Hario is a company which is well-known for its affordable coffee grinders, and two of the models that tend to stand out are the Skerton and Mini Mill slim coffee grinders. These models share a number of important things in common. Both of them are machine washable, which makes maintenance and cleaning of either product much more convenient. Also, since they’re both made by the same company, you can expect similar levels of quality and sturdiness, both of which are important in a manual coffee grinder. However, there are also key differences.
One important difference is coffee grinding capacity. Of the two, the Skerton allows you to grind more coffee beans. More specifically, this model can generally handle 60 grams of beans, and it can be pushed to grind up to around 75 grams of beans. This is different from the Mini Mill where you’re looking at more of a 50 gram capacity.

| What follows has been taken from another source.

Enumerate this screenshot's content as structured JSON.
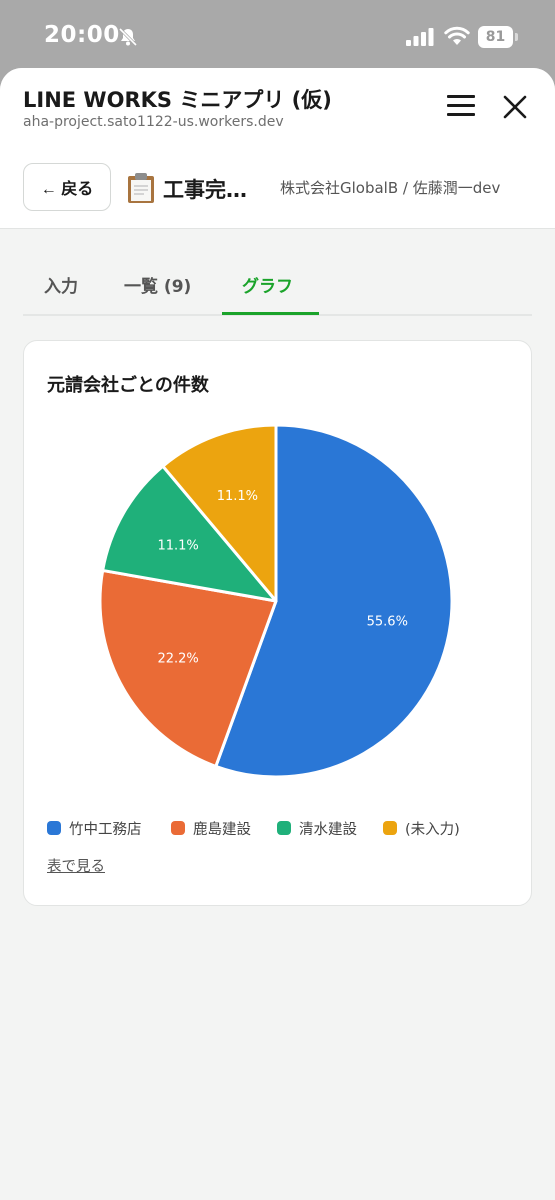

However, while the Mini Mill can theoretically grind 50 grams of beans, you will find that the attached container isn’t large enough to handle all 50 grams of the final output. Instead, the capacity of that container is only more around 30 grams of fine grind, so this needs to be taken into consideration.
The difference in size will help to determine which model is right for you. If you normally only brew coffee for yourself and another person, the Mini Mill will be able to handle your needs. But if you usually have four or more people over for coffee, you’ll find that the Mini Mill will have a more difficult time providing the amount of coffee grind that you need. However, the Skerton with its larger capacity won’t have this kind of issue, so for larger coffee gatherings, the Skerton will usually be the better choice.
Another important difference relates to the ability to set the coarseness or fineness of the grind with greater accuracy. This is one area where the Mini Mill has the upper hand. The dial that is used to set its grind setting has a clicking sound which can be heard. This means that you can take note of the number of clicks for a particular grind, and you can adjust the number of these clicks based on whether extra coarseness or fineness is needed for a later grind. Also, the clicking sound allows a person to more easily reproduce the same kind of grind, over and over again. As far as maintaining a consistently preferred grind, the Mini Mill makes this much easier.
For more specs on these products make sure to see this page on the Mini Mill, which is cheaper by the way. Or check out this page for the Skerton which can handle a bit more grind for a few dollars more.